Data under study below:
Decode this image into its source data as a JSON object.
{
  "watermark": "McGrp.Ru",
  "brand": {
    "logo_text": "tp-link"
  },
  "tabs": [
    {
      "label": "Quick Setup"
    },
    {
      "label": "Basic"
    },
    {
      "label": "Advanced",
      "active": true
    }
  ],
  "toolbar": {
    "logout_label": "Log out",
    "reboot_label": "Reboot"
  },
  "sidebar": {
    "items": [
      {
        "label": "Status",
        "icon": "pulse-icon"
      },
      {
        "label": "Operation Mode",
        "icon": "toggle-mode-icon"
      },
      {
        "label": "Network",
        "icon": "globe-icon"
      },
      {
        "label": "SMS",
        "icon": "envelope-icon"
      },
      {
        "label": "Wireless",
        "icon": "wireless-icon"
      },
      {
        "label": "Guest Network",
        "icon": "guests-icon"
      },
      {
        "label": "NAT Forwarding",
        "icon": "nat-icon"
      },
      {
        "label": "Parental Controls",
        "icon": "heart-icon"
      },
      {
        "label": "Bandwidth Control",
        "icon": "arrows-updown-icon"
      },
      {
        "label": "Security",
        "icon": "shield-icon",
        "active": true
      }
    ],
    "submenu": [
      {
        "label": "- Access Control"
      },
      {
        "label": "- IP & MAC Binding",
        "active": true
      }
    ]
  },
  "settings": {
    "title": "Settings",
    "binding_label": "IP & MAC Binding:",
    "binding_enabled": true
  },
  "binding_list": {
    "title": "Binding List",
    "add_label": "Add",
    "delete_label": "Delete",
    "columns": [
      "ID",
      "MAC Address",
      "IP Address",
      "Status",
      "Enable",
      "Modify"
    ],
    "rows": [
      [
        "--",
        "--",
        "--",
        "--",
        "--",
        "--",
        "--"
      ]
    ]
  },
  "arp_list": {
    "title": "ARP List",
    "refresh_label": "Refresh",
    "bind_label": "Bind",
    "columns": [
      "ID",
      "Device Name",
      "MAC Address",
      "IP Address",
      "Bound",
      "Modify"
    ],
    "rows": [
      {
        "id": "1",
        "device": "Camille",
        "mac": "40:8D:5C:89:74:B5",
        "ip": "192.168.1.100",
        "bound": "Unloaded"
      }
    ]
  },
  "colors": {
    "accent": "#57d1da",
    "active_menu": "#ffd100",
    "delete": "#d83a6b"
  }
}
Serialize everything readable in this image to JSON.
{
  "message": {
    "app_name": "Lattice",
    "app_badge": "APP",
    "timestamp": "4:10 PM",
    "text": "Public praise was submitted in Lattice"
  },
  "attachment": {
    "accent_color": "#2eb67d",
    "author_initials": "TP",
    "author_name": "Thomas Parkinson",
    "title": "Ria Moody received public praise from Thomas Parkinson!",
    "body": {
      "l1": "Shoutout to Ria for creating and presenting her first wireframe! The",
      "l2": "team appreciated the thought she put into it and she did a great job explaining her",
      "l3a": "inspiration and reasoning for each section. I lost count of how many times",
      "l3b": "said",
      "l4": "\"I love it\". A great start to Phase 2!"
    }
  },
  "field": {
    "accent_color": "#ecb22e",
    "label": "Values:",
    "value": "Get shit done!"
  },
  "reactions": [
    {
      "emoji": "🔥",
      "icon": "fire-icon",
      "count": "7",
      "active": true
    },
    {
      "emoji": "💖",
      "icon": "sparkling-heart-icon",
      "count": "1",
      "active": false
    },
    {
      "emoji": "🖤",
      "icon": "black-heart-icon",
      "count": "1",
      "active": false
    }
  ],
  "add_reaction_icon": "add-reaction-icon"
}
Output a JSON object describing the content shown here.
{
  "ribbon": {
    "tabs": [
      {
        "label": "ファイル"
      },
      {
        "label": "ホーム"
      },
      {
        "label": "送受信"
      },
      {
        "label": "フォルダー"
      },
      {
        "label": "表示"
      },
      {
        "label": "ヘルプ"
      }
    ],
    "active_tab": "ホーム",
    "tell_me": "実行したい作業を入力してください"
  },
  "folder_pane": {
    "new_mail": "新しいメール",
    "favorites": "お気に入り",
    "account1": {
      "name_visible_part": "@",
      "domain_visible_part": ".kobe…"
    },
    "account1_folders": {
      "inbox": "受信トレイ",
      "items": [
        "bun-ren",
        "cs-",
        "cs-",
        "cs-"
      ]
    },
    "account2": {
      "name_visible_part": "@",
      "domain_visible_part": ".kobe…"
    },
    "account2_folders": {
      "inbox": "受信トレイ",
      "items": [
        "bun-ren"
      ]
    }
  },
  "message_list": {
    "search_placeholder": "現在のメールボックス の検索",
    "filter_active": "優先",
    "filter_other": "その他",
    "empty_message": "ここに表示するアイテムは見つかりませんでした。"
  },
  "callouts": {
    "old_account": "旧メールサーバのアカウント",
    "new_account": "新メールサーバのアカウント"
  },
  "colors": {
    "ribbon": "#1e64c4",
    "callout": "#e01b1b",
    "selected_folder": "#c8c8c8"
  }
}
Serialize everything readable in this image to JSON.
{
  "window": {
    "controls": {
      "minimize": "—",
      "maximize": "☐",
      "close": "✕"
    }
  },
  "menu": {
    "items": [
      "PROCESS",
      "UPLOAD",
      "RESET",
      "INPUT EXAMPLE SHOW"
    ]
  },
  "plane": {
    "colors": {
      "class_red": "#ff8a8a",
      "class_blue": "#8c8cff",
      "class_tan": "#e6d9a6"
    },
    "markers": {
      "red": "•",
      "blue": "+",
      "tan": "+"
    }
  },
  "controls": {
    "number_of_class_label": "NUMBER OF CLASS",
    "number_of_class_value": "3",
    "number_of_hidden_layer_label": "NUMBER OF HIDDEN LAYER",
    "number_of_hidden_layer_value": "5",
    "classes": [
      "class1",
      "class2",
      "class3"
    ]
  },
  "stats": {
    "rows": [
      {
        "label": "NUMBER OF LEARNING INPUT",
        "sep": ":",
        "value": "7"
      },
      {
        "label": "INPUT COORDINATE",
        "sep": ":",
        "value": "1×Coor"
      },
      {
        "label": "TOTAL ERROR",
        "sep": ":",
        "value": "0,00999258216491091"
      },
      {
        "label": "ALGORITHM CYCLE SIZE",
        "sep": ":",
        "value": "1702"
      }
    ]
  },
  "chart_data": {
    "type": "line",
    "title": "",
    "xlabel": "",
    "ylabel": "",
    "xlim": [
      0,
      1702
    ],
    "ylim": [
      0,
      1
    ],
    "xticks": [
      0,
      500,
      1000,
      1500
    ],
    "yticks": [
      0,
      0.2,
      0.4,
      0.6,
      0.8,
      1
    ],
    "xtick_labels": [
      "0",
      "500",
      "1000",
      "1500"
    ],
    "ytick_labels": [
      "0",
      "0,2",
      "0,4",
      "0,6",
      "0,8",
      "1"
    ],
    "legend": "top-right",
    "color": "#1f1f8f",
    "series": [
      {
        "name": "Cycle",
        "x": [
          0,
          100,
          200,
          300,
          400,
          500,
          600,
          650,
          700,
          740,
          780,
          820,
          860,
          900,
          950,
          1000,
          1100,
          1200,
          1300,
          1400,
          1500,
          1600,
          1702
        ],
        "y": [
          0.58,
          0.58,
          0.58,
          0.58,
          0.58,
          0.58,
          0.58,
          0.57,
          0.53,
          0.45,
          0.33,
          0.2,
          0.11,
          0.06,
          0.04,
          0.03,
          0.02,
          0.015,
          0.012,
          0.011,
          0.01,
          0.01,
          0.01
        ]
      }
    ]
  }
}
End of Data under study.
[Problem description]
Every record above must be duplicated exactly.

[Solution for this problem]
Decode this image into its source data as a JSON object.
{
  "watermark": "McGrp.Ru",
  "brand": {
    "logo_text": "tp-link"
  },
  "tabs": [
    {
      "label": "Quick Setup"
    },
    {
      "label": "Basic"
    },
    {
      "label": "Advanced",
      "active": true
    }
  ],
  "toolbar": {
    "logout_label": "Log out",
    "reboot_label": "Reboot"
  },
  "sidebar": {
    "items": [
      {
        "label": "Status",
        "icon": "pulse-icon"
      },
      {
        "label": "Operation Mode",
        "icon": "toggle-mode-icon"
      },
      {
        "label": "Network",
        "icon": "globe-icon"
      },
      {
        "label": "SMS",
        "icon": "envelope-icon"
      },
      {
        "label": "Wireless",
        "icon": "wireless-icon"
      },
      {
        "label": "Guest Network",
        "icon": "guests-icon"
      },
      {
        "label": "NAT Forwarding",
        "icon": "nat-icon"
      },
      {
        "label": "Parental Controls",
        "icon": "heart-icon"
      },
      {
        "label": "Bandwidth Control",
        "icon": "arrows-updown-icon"
      },
      {
        "label": "Security",
        "icon": "shield-icon",
        "active": true
      }
    ],
    "submenu": [
      {
        "label": "- Access Control"
      },
      {
        "label": "- IP & MAC Binding",
        "active": true
      }
    ]
  },
  "settings": {
    "title": "Settings",
    "binding_label": "IP & MAC Binding:",
    "binding_enabled": true
  },
  "binding_list": {
    "title": "Binding List",
    "add_label": "Add",
    "delete_label": "Delete",
    "columns": [
      "ID",
      "MAC Address",
      "IP Address",
      "Status",
      "Enable",
      "Modify"
    ],
    "rows": [
      [
        "--",
        "--",
        "--",
        "--",
        "--",
        "--",
        "--"
      ]
    ]
  },
  "arp_list": {
    "title": "ARP List",
    "refresh_label": "Refresh",
    "bind_label": "Bind",
    "columns": [
      "ID",
      "Device Name",
      "MAC Address",
      "IP Address",
      "Bound",
      "Modify"
    ],
    "rows": [
      {
        "id": "1",
        "device": "Camille",
        "mac": "40:8D:5C:89:74:B5",
        "ip": "192.168.1.100",
        "bound": "Unloaded"
      }
    ]
  },
  "colors": {
    "accent": "#57d1da",
    "active_menu": "#ffd100",
    "delete": "#d83a6b"
  }
}
Serialize everything readable in this image to JSON.
{
  "message": {
    "app_name": "Lattice",
    "app_badge": "APP",
    "timestamp": "4:10 PM",
    "text": "Public praise was submitted in Lattice"
  },
  "attachment": {
    "accent_color": "#2eb67d",
    "author_initials": "TP",
    "author_name": "Thomas Parkinson",
    "title": "Ria Moody received public praise from Thomas Parkinson!",
    "body": {
      "l1": "Shoutout to Ria for creating and presenting her first wireframe! The",
      "l2": "team appreciated the thought she put into it and she did a great job explaining her",
      "l3a": "inspiration and reasoning for each section. I lost count of how many times",
      "l3b": "said",
      "l4": "\"I love it\". A great start to Phase 2!"
    }
  },
  "field": {
    "accent_color": "#ecb22e",
    "label": "Values:",
    "value": "Get shit done!"
  },
  "reactions": [
    {
      "emoji": "🔥",
      "icon": "fire-icon",
      "count": "7",
      "active": true
    },
    {
      "emoji": "💖",
      "icon": "sparkling-heart-icon",
      "count": "1",
      "active": false
    },
    {
      "emoji": "🖤",
      "icon": "black-heart-icon",
      "count": "1",
      "active": false
    }
  ],
  "add_reaction_icon": "add-reaction-icon"
}
Output a JSON object describing the content shown here.
{
  "ribbon": {
    "tabs": [
      {
        "label": "ファイル"
      },
      {
        "label": "ホーム"
      },
      {
        "label": "送受信"
      },
      {
        "label": "フォルダー"
      },
      {
        "label": "表示"
      },
      {
        "label": "ヘルプ"
      }
    ],
    "active_tab": "ホーム",
    "tell_me": "実行したい作業を入力してください"
  },
  "folder_pane": {
    "new_mail": "新しいメール",
    "favorites": "お気に入り",
    "account1": {
      "name_visible_part": "@",
      "domain_visible_part": ".kobe…"
    },
    "account1_folders": {
      "inbox": "受信トレイ",
      "items": [
        "bun-ren",
        "cs-",
        "cs-",
        "cs-"
      ]
    },
    "account2": {
      "name_visible_part": "@",
      "domain_visible_part": ".kobe…"
    },
    "account2_folders": {
      "inbox": "受信トレイ",
      "items": [
        "bun-ren"
      ]
    }
  },
  "message_list": {
    "search_placeholder": "現在のメールボックス の検索",
    "filter_active": "優先",
    "filter_other": "その他",
    "empty_message": "ここに表示するアイテムは見つかりませんでした。"
  },
  "callouts": {
    "old_account": "旧メールサーバのアカウント",
    "new_account": "新メールサーバのアカウント"
  },
  "colors": {
    "ribbon": "#1e64c4",
    "callout": "#e01b1b",
    "selected_folder": "#c8c8c8"
  }
}
Serialize everything readable in this image to JSON.
{
  "window": {
    "controls": {
      "minimize": "—",
      "maximize": "☐",
      "close": "✕"
    }
  },
  "menu": {
    "items": [
      "PROCESS",
      "UPLOAD",
      "RESET",
      "INPUT EXAMPLE SHOW"
    ]
  },
  "plane": {
    "colors": {
      "class_red": "#ff8a8a",
      "class_blue": "#8c8cff",
      "class_tan": "#e6d9a6"
    },
    "markers": {
      "red": "•",
      "blue": "+",
      "tan": "+"
    }
  },
  "controls": {
    "number_of_class_label": "NUMBER OF CLASS",
    "number_of_class_value": "3",
    "number_of_hidden_layer_label": "NUMBER OF HIDDEN LAYER",
    "number_of_hidden_layer_value": "5",
    "classes": [
      "class1",
      "class2",
      "class3"
    ]
  },
  "stats": {
    "rows": [
      {
        "label": "NUMBER OF LEARNING INPUT",
        "sep": ":",
        "value": "7"
      },
      {
        "label": "INPUT COORDINATE",
        "sep": ":",
        "value": "1×Coor"
      },
      {
        "label": "TOTAL ERROR",
        "sep": ":",
        "value": "0,00999258216491091"
      },
      {
        "label": "ALGORITHM CYCLE SIZE",
        "sep": ":",
        "value": "1702"
      }
    ]
  },
  "chart_data": {
    "type": "line",
    "title": "",
    "xlabel": "",
    "ylabel": "",
    "xlim": [
      0,
      1702
    ],
    "ylim": [
      0,
      1
    ],
    "xticks": [
      0,
      500,
      1000,
      1500
    ],
    "yticks": [
      0,
      0.2,
      0.4,
      0.6,
      0.8,
      1
    ],
    "xtick_labels": [
      "0",
      "500",
      "1000",
      "1500"
    ],
    "ytick_labels": [
      "0",
      "0,2",
      "0,4",
      "0,6",
      "0,8",
      "1"
    ],
    "legend": "top-right",
    "color": "#1f1f8f",
    "series": [
      {
        "name": "Cycle",
        "x": [
          0,
          100,
          200,
          300,
          400,
          500,
          600,
          650,
          700,
          740,
          780,
          820,
          860,
          900,
          950,
          1000,
          1100,
          1200,
          1300,
          1400,
          1500,
          1600,
          1702
        ],
        "y": [
          0.58,
          0.58,
          0.58,
          0.58,
          0.58,
          0.58,
          0.58,
          0.57,
          0.53,
          0.45,
          0.33,
          0.2,
          0.11,
          0.06,
          0.04,
          0.03,
          0.02,
          0.015,
          0.012,
          0.011,
          0.01,
          0.01,
          0.01
        ]
      }
    ]
  }
}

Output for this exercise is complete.